Hi again Chris,

I noticed from you address that you're not corresponding from the 
US? If so, then I don't know what kind of water regulations your 
area is subject to. The EPA guidelines for drinking water states 
that the maximum level for NO3 is 44.3ppm (10ppm N) in the US. If 
you're using a private well, you're kinda stuck with it. If it's supplied 
municipally, I'd check with them to see what levels the NO3 usually 
run. A way to reduce the NO3s, and I've personally never used one, 
are de-nitrificators. They are available through many mail-order 
catalogs and are simply a long coiled tube used to grow lots of 
nitrifying bacteria. They supposedly work in a week or two to drive 
high levels down to 5-10ppm. There's also resins (I used lots of 
PO4 resins in the past!). They may help easy the levels down. But 
you're always ordering resins. Some folks, I believe it was Paul K. 
or Tom Barr, said they hardly ever change any water, just top off 
the evaporation. This may be a good step for you one day. That 

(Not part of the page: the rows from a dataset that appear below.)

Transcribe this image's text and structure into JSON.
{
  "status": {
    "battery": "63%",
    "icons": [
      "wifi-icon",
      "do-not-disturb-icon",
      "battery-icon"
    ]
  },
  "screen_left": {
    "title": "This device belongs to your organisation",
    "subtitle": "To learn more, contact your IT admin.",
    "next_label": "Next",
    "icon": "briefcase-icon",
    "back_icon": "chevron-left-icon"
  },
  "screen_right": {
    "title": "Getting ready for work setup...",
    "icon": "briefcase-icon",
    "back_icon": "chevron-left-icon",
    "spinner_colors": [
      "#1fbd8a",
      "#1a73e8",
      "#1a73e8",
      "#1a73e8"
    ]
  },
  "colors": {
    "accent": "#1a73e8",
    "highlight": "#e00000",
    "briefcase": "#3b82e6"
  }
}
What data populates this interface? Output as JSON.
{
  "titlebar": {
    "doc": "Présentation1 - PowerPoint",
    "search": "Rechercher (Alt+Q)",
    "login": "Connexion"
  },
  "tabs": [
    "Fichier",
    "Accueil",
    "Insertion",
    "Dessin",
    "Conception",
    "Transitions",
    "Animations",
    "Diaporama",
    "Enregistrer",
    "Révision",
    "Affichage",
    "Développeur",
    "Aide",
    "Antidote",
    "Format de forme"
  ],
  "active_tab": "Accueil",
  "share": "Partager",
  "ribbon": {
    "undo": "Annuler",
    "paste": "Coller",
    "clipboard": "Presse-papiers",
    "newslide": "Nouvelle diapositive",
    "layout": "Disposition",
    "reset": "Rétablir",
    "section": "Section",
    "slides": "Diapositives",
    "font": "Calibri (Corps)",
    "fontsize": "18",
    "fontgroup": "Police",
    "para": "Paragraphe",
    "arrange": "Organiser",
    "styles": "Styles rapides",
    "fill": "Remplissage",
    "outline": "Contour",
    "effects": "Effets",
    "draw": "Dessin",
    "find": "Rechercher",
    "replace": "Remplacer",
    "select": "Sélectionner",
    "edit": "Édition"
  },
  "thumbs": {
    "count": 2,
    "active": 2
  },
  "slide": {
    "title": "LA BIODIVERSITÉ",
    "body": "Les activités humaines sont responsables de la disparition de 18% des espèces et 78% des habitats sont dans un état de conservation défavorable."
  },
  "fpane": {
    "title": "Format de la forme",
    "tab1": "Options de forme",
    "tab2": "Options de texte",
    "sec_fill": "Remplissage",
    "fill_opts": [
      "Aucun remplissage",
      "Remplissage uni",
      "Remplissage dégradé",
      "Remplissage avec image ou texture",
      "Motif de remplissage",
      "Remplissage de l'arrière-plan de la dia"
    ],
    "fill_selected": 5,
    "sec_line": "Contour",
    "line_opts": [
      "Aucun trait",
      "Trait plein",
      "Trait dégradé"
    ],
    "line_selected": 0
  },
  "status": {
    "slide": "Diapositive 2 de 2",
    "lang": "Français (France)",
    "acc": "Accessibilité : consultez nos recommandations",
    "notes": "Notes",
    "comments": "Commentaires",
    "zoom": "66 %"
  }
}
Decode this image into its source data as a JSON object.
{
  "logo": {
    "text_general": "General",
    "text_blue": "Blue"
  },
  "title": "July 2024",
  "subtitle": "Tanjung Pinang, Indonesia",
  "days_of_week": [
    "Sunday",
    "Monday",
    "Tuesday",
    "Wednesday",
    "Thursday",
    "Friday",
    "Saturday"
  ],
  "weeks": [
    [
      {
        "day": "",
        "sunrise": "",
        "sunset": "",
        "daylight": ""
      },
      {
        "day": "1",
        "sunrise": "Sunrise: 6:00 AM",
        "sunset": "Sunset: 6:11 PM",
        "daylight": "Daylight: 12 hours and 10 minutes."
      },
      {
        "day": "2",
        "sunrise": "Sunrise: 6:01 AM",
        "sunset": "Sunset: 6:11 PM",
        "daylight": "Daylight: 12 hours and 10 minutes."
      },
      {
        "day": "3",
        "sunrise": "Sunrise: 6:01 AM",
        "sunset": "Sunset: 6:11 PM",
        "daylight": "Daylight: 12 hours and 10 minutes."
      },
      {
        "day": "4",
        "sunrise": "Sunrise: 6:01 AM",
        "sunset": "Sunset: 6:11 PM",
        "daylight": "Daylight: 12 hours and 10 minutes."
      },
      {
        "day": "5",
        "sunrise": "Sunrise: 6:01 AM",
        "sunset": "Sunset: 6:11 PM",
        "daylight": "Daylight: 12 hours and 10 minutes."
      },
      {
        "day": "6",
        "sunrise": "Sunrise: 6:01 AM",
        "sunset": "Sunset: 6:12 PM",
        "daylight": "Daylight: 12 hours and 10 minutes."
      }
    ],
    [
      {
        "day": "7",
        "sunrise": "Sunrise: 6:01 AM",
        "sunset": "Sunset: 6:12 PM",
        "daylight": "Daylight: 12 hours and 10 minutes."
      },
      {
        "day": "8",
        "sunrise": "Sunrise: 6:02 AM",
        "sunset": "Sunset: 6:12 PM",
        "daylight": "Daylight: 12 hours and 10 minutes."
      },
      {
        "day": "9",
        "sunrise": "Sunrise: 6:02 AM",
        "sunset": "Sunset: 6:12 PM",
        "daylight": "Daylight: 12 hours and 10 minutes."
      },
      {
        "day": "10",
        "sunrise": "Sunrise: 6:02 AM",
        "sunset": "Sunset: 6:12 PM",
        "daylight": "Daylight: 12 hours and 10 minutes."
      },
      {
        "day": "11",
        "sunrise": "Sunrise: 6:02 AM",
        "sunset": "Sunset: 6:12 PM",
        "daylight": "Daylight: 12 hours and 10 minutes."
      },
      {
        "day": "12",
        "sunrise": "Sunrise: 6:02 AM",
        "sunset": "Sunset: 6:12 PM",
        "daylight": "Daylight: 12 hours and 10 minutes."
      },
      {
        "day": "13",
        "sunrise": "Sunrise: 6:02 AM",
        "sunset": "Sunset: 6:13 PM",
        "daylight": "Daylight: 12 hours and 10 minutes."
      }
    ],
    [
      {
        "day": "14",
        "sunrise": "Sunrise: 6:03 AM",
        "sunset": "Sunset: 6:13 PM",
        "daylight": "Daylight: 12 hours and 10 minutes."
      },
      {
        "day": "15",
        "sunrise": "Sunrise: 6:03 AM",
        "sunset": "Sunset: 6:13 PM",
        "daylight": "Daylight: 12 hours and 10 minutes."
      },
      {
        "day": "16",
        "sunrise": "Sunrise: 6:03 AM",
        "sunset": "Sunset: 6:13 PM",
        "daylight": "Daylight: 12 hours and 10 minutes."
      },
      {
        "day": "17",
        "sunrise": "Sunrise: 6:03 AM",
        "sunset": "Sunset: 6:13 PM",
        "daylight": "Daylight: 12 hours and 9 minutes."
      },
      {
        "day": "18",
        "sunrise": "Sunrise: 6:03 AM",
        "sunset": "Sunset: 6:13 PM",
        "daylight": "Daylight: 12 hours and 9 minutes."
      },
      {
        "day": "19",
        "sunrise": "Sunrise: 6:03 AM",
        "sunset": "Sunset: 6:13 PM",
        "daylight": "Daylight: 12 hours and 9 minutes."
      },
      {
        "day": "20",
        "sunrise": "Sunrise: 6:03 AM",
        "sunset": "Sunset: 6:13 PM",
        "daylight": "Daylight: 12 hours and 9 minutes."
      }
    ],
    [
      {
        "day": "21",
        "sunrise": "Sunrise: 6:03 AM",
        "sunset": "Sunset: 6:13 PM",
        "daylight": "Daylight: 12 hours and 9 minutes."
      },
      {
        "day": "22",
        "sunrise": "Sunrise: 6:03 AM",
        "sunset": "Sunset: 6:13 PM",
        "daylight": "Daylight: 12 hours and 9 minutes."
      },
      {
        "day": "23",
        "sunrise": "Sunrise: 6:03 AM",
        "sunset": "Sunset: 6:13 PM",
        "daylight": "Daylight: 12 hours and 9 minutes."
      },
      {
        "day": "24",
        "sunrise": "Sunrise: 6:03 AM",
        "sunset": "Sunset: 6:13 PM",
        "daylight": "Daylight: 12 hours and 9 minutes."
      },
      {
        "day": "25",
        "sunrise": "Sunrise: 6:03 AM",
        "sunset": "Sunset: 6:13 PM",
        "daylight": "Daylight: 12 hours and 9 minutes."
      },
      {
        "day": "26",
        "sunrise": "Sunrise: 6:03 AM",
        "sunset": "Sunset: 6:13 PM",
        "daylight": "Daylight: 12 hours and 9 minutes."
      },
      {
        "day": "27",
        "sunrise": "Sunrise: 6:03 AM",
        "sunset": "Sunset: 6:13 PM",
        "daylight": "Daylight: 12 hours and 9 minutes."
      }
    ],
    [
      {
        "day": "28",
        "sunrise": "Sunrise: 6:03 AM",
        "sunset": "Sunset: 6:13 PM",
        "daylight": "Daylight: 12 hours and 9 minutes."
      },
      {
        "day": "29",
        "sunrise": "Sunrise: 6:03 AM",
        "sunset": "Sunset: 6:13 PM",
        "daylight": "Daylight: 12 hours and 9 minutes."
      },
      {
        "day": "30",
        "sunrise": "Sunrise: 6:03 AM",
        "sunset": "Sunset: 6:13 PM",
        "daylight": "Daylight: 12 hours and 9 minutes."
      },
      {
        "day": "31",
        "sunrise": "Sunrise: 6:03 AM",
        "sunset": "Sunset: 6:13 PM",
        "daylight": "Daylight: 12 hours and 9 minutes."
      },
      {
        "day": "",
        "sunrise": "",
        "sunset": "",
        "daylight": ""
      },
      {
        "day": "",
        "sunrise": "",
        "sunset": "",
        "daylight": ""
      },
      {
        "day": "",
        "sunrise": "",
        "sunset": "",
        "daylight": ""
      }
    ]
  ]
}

way, the NO3 gets steadily lower until it's in a good range. 
Everytime you change 25%, you're going to get another 22.5ppm, 
which you may not want. Just a suggestion. Someone else got any 

Jamie    <"\\\><
Greenwood, SC